Great article on the BBC today about Stanford professor BJ Fogg (also…great name…) who is teaching his psychology students about the power of persuasion through Facebook.

What Fogg describes as “mass interpersonal persuasion” is essentially peer pressure on acid: there’s a massive need for users to follow the norm. The example given in the story is the profile picture:

“Who wants a question mark in place of their face and what questions does that raise about you? Like, why are you on Facebook? And so basically Facebook sets up an environment where your friends do the persuading to get you to post a picture.” 

It’s easy to see how this applies to other elements of the site: your friend sends you a request to play scrabulous with them, or to take a new quiz, or to see ‘what character’ from xyz you’re most like…etc etc etc.

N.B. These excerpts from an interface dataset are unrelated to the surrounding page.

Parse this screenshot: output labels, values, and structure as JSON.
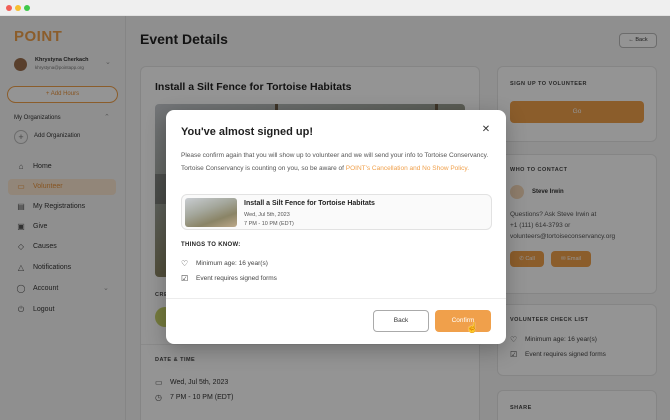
{
  "sidebar": {
    "logo": "POINT",
    "user_name": "Khrystyna Cherkach",
    "user_email": "khrystyna@pointapp.org",
    "add_hours": "Add Hours",
    "orgs_label": "My Organizations",
    "add_org": "Add Organization",
    "nav": [
      {
        "label": "Home",
        "icon": "home-icon"
      },
      {
        "label": "Volunteer",
        "icon": "calendar-icon"
      },
      {
        "label": "My Registrations",
        "icon": "ticket-icon"
      },
      {
        "label": "Give",
        "icon": "gift-icon"
      },
      {
        "label": "Causes",
        "icon": "tag-icon"
      },
      {
        "label": "Notifications",
        "icon": "bell-icon"
      },
      {
        "label": "Account",
        "icon": "user-icon"
      },
      {
        "label": "Logout",
        "icon": "power-icon"
      }
    ],
    "active_nav": "Volunteer"
  },
  "main": {
    "page_title": "Event Details",
    "back_label": "Back",
    "event_title": "Install a Silt Fence for Tortoise Habitats",
    "crew_label": "CRE",
    "date_time_label": "DATE & TIME",
    "date": "Wed, Jul 5th, 2023",
    "time": "7 PM - 10 PM (EDT)"
  },
  "right": {
    "signup_title": "SIGN UP TO VOLUNTEER",
    "go_label": "Go",
    "contact_title": "WHO TO CONTACT",
    "contact_name": "Steve Irwin",
    "contact_line1": "Questions? Ask Steve Irwin at",
    "contact_phone": "+1 (111) 614-3793 or",
    "contact_email": "volunteers@tortoiseconservancy.org",
    "call_label": "Call",
    "email_label": "Email",
    "checklist_title": "VOLUNTEER CHECK LIST",
    "checklist": [
      "Minimum age: 16 year(s)",
      "Event requires signed forms"
    ],
    "share_title": "SHARE"
  },
  "modal": {
    "title": "You've almost signed up!",
    "body": "Please confirm again that you will show up to volunteer and we will send your info to Tortoise Conservancy. Tortoise Conservancy is counting on you, so be aware of",
    "policy_link": "POINT's Cancellation and No Show Policy.",
    "event_title": "Install a Silt Fence for Tortoise Habitats",
    "event_date": "Wed, Jul 5th, 2023",
    "event_time": "7 PM - 10 PM (EDT)",
    "things_label": "THINGS TO KNOW:",
    "things": [
      "Minimum age: 16 year(s)",
      "Event requires signed forms"
    ],
    "back_label": "Back",
    "confirm_label": "Confirm"
  },
  "colors": {
    "accent": "#f0a04b",
    "active_nav_bg": "#fbe7d1",
    "overlay": "rgba(0,0,0,0.42)"
  }
}
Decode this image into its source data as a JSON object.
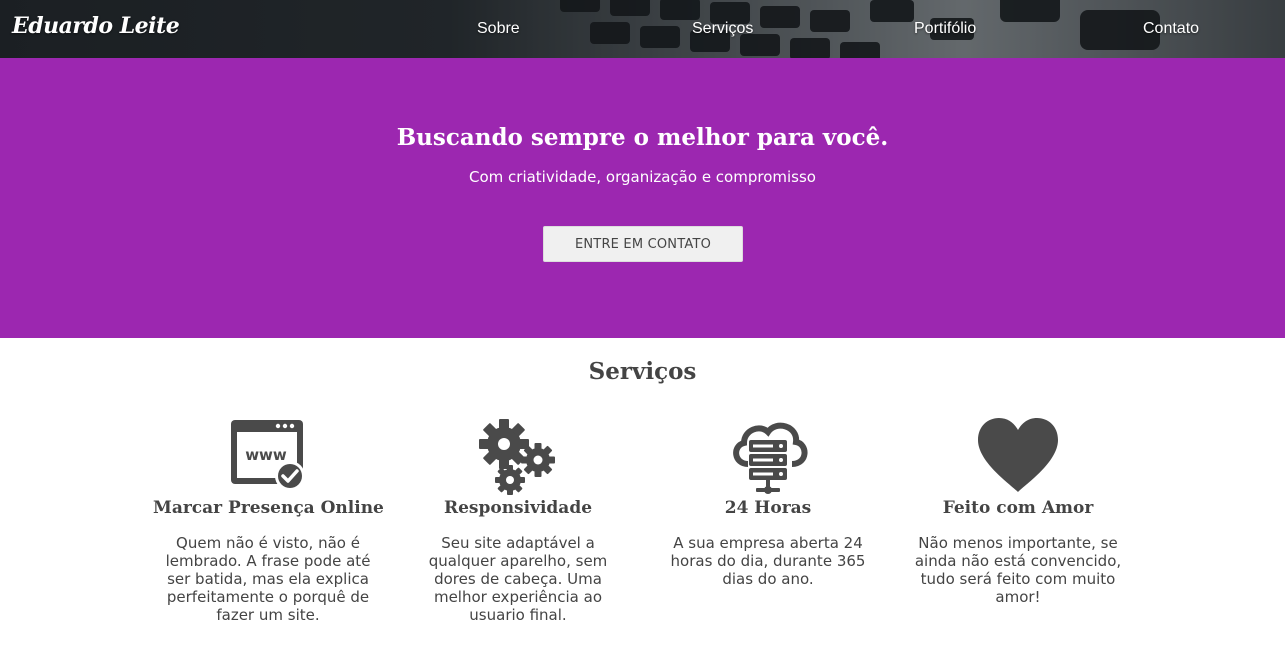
{
  "header": {
    "brand": "Eduardo Leite",
    "nav": {
      "sobre": "Sobre",
      "servicos": "Serviços",
      "portfolio": "Portifólio",
      "contato": "Contato"
    }
  },
  "hero": {
    "title": "Buscando sempre o melhor para você.",
    "subtitle": "Com criatividade, organização e compromisso",
    "button_label": "ENTRE EM CONTATO"
  },
  "services": {
    "title": "Serviços",
    "items": [
      {
        "icon": "website-icon",
        "title": "Marcar Presença Online",
        "text": "Quem não é visto, não é lembrado. A frase pode até ser batida, mas ela explica perfeitamente o porquê de fazer um site."
      },
      {
        "icon": "gears-icon",
        "title": "Responsividade",
        "text": "Seu site adaptável a qualquer aparelho, sem dores de cabeça. Uma melhor experiência ao usuario final."
      },
      {
        "icon": "cloud-server-icon",
        "title": "24 Horas",
        "text": "A sua empresa aberta 24 horas do dia, durante 365 dias do ano."
      },
      {
        "icon": "heart-icon",
        "title": "Feito com Amor",
        "text": "Não menos importante, se ainda não está convencido, tudo será feito com muito amor!"
      }
    ]
  },
  "colors": {
    "hero_background": "#9c27b0",
    "text": "#444444",
    "icon": "#4a4a4a"
  }
}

Fogg’s essentially pointing to that favourite of mine: the ‘people like me’ phenomenon; the power of persuasion when it comes from a peer. And the most interesting part – in Facebook’s case at least – is that it’s not necessarily a known peer, since many of us will have loose connections as their ‘friends’ online. The reason why you find yourself uploading a photograph or installing another twenty applications on ‘what disney character are you’ is because your ‘friends’ ask it of you, not because you want to know whether you’re more like Eeyore or Pooh. Let’s face it: apart from the occasional gem (scrabulous rocks), they’re essentially all a waste of time.

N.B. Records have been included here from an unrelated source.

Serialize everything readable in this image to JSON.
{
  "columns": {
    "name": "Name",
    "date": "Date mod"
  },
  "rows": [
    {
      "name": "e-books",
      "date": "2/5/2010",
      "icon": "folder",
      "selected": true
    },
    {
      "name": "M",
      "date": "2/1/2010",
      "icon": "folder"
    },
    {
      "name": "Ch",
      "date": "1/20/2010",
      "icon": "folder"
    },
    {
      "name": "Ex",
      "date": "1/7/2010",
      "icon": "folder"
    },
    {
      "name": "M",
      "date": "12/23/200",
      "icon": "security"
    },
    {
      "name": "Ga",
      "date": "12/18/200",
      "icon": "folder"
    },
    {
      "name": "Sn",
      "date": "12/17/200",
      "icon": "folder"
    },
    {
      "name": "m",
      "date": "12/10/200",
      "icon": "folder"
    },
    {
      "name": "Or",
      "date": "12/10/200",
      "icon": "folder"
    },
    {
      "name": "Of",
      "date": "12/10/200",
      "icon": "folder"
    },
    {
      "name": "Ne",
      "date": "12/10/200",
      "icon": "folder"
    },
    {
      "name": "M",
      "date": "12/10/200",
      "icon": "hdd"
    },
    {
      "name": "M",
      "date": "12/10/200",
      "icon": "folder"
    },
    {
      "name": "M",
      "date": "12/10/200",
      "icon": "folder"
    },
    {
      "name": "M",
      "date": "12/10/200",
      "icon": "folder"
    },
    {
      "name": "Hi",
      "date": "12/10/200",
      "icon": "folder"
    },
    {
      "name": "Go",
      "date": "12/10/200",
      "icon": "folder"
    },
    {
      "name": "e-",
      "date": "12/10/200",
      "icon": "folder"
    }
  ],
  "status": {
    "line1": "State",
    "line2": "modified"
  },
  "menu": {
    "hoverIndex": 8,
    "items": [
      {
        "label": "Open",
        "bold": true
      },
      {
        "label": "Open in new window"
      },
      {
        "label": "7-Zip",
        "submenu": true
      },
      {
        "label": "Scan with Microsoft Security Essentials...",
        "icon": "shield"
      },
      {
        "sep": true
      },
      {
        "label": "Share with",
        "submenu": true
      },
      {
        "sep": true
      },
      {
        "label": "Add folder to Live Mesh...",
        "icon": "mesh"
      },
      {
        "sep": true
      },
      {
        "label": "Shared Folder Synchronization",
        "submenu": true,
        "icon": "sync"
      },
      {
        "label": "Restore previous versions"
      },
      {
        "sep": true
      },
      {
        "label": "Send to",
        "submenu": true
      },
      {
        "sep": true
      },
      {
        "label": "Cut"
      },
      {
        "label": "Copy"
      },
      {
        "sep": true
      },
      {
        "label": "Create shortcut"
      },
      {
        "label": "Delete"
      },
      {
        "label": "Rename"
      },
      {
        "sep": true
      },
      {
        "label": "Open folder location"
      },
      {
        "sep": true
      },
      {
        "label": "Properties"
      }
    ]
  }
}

But yet they all have the ability to be wildly popular. Because of this take-up peer recommendation principle.

It’s easy to see the business applications for this principle. Embrace the psychology! Use the power of your brand advocates! Get them to sell your products and drive your key messages!

Rant over.